Filed under: NASCARIn another of ESPN Film's Emmy-worthy installments of its documentary series "30 for 30," the network on Tuesday night gives us a moving and informative look at the life of former star NASCAR Cup Series driver Tim Richmond, who died in 1989 of complications from AID at the age of only 34.
Using the right blend of classic race footage and emotional interviews, the hour-long film gives an in-depth look at NASCAR's original rebel, the driver who gave Dale Earnhardt fits on track and puzzled the "Good Ol' Boy" garage, which wasn't sure what to make of this glam-kid from the Midwest.

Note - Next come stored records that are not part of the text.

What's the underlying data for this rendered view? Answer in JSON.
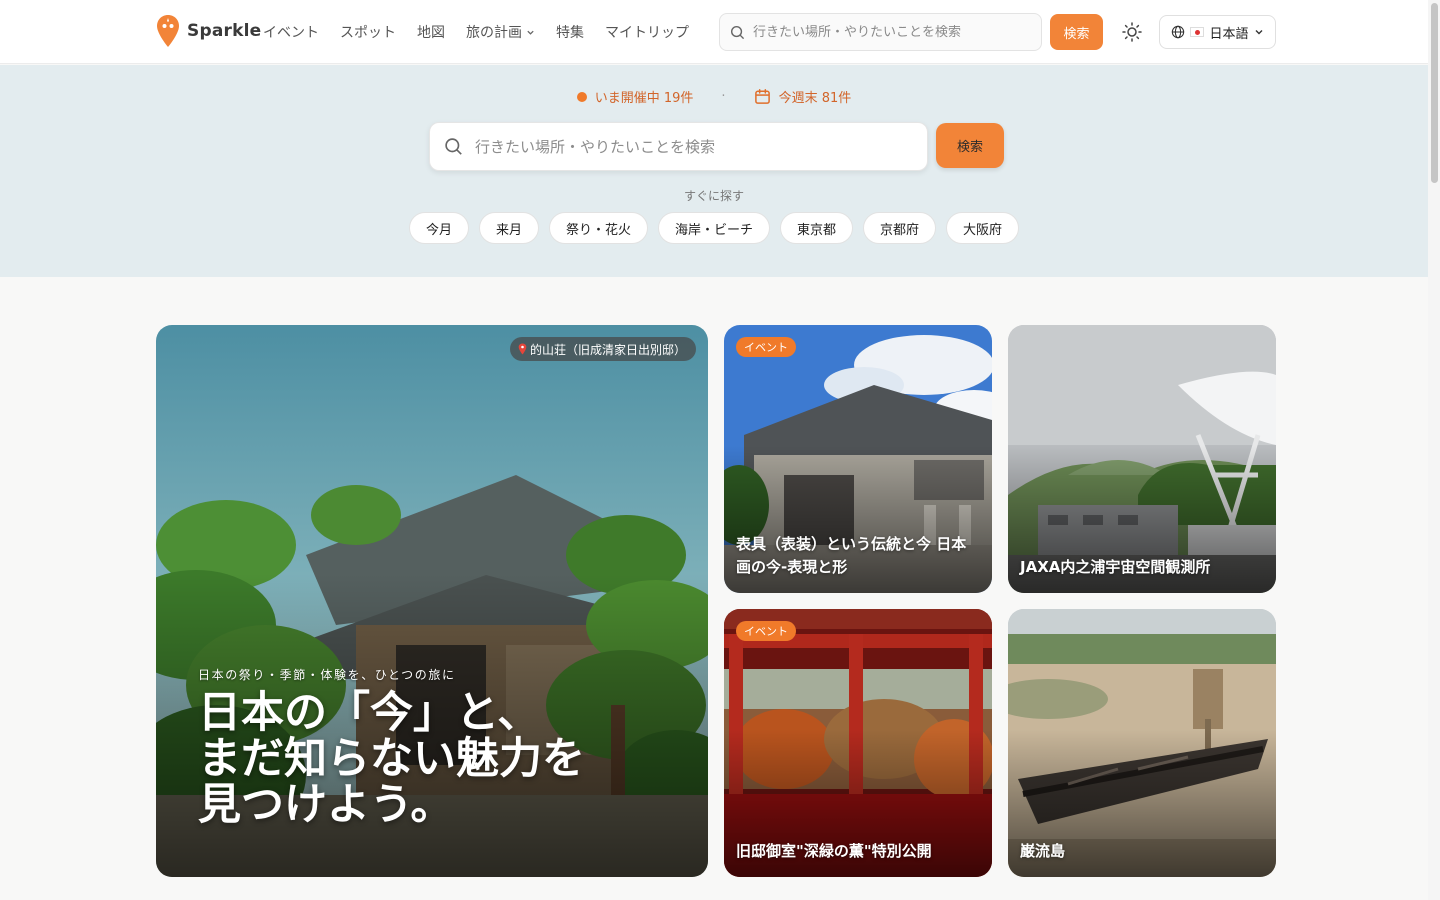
{
  "header": {
    "brand": "Sparkle",
    "nav": [
      {
        "label": "イベント"
      },
      {
        "label": "スポット"
      },
      {
        "label": "地図"
      },
      {
        "label": "旅の計画"
      },
      {
        "label": "特集"
      },
      {
        "label": "マイトリップ"
      }
    ],
    "search_placeholder": "行きたい場所・やりたいことを検索",
    "search_button": "検索",
    "language": "日本語",
    "theme_icon": "sun-icon"
  },
  "hero_search": {
    "live_now": "いま開催中 19件",
    "this_weekend": "今週末 81件",
    "separator": "·",
    "placeholder": "行きたい場所・やりたいことを検索",
    "button": "検索",
    "quick_label": "すぐに探す",
    "chips": [
      "今月",
      "来月",
      "祭り・花火",
      "海岸・ビーチ",
      "東京都",
      "京都府",
      "大阪府"
    ]
  },
  "feature": {
    "location": "的山荘（旧成清家日出別邸）",
    "subtitle": "日本の祭り・季節・体験を、ひとつの旅に",
    "headline": [
      "日本の「今」と、",
      "まだ知らない魅力を",
      "見つけよう。"
    ]
  },
  "cards": [
    {
      "badge": "イベント",
      "title": "表具（表装）という伝統と今 日本画の今-表現と形"
    },
    {
      "badge": "",
      "title": "JAXA内之浦宇宙空間観測所"
    },
    {
      "badge": "イベント",
      "title": "旧邸御室\"深緑の薫\"特別公開"
    },
    {
      "badge": "",
      "title": "巌流島"
    }
  ],
  "colors": {
    "accent": "#f28438",
    "band": "#e3ecef",
    "stat_text": "#d2652a"
  }
}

As his former team owner Rick Hendrick and contemporaries such as Darrell Waltrip tell it, Richmond had more talent than he could harness. And Richmond enjoyed every bit of his success -- perhaps to a fault. The film, with emotional interviews from Richmond's sister, lets you decide.
This is a must-see for the massive legions of new NASCAR fans who started tuning into the sport only in the last decade. And it's sure to be an emotional trip down memory lane for those who remember Richmond's spunk, talent and personality.
It's interesting and compelling television whether you're a NASCAR fan or not.
The show begins at 8 p.m. (ET) Tuesday.